The crime rate in the Netherlands is much higher than the official figures reflect, according to a confidential report by the police and Public Prosecutor that newspaper Trouw has in its possession. According to the newspaper, the report speaks of the public authorities facing a looming "unbridgeable disadvantage". 

The report was compiled for the new government that will take office after the parliamentary elections on March 15th. The police and Public Prosecutor attribute the discrepancy between the official figures and actual crime rte to a combination of a lack of capacity in the investigative services and a decrease in citizens' willingness to report a crime. The police's capacity is at such a low level that the public lis likely to lose confidence in law enforcement, while criminals gain confidence because they feel they can't be caught.

According to the report, Security and Justice Minister Ard van der Steur, and his predecessor Ivo Opstelten, mainly focus in parliament on the reduction of common crime.
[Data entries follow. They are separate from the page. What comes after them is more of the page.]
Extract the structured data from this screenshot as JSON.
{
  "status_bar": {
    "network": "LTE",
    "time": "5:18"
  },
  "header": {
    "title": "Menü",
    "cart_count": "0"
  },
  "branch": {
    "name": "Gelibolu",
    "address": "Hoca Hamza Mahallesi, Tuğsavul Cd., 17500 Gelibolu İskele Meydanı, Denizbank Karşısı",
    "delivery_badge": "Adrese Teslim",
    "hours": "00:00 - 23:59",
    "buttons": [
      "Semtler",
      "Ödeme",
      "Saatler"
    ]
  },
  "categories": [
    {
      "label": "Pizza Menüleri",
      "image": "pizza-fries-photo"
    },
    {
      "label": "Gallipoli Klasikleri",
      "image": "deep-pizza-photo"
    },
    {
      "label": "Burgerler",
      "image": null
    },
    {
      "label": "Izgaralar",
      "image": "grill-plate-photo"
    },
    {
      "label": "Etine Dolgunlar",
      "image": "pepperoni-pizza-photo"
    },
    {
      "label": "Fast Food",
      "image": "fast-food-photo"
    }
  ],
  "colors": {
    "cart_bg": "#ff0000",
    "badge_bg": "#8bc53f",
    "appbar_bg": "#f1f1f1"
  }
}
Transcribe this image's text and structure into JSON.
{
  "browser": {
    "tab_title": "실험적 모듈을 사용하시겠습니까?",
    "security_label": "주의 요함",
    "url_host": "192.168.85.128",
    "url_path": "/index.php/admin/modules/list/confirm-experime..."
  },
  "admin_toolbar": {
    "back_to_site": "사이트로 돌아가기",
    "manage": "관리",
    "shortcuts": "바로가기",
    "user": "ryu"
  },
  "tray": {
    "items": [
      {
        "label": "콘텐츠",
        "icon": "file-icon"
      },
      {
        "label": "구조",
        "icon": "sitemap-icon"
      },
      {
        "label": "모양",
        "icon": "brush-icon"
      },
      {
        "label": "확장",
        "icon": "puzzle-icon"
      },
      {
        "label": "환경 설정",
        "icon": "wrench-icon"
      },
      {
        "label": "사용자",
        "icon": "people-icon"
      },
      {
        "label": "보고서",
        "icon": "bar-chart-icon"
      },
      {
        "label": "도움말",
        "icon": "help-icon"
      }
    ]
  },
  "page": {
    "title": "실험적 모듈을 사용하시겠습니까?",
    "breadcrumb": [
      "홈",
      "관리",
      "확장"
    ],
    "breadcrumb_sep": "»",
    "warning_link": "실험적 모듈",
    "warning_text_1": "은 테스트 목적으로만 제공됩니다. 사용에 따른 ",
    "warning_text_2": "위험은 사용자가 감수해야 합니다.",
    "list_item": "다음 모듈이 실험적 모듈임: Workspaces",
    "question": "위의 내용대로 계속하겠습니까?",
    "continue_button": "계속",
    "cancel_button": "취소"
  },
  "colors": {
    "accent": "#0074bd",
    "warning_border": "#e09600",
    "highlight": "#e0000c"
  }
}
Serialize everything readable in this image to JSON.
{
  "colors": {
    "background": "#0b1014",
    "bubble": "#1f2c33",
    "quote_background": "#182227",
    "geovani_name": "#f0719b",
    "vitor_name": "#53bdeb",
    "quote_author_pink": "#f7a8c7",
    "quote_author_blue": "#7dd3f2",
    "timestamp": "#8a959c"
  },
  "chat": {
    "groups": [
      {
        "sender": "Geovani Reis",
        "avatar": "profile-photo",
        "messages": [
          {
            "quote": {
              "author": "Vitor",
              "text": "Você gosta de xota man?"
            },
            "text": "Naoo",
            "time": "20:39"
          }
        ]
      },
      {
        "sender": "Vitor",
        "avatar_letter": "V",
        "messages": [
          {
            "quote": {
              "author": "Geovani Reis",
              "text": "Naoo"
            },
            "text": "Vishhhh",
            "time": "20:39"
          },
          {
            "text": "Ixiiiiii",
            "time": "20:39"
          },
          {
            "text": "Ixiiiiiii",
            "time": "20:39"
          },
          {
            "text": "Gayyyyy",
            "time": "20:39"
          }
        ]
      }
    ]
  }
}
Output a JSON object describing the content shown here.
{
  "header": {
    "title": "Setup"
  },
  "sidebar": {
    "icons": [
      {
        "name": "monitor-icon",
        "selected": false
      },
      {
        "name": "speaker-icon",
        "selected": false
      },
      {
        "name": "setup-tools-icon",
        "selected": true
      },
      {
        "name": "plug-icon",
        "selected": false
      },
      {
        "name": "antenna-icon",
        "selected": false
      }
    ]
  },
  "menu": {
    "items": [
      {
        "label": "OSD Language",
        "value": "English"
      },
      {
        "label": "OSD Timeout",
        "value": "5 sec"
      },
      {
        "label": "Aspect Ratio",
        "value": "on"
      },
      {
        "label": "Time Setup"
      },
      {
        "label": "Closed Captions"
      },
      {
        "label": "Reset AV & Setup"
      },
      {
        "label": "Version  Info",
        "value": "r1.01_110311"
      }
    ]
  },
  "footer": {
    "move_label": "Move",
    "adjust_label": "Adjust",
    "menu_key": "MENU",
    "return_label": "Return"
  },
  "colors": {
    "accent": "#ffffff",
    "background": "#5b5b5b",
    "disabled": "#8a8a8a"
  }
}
But the police, judiciary and for example mayors, increasingly get reports that the "development of crime is less positive than the figures think." The police also don't see a great chunk of the crimes committed, the report says. Law enforcement has insufficient capacity to detect crime itself, mainly relying on the victim to report it. 

The gap between the crime experienced by citizens and recorded crimes is around 3.5 million crimes large, according to the report. In 2015 the police registered 960 thousand crimes, the bulk of them based on a victim filing a report. But the annual victim survey of that year, conducted under 65 thousand people over the age of 15 years, showed that 18 percent of respondents were the victim of a crime in 2015, some more than once. That comes down to 34 crimes per 100 inhabitants. Calculating that to the total population over the age of 15, and you get a massive 4.5 million crimes in 2015, ranging from bicycle theft to threats.

The police and Prosecutor partly attribute the gap to the population starting to accept crimes like theft as a social phenomenon and not reporting it to the police. Over the past decade the willingness to report such crimes decreased by 23 percent.

The authors of the report stress that especially now, in a time of international turmoil and rising tension, it is important to keep the gap between crime and investigative capacity as small as possible.

Of the total crimes reported to the police, investigators puts 57 percent to one side, mostly due to the lack of sufficient clues to lead to a resolution. Internet reports in particular are set aside very often, 70 percent. Most of these don't have any indications of a possible perpetrator or other evidence that could lead to a suspect.

Of the 412 thousand reports that the police do process, 117 thousand are closed without a suspect, the report says according to the newspaper. The Public Prosecutor receives about 225 thousand cases. 37 thousand of them ended in dismissal. Eventually about 170 thousand cases end up being prosecuted. That is 18 percent of the recorded crime.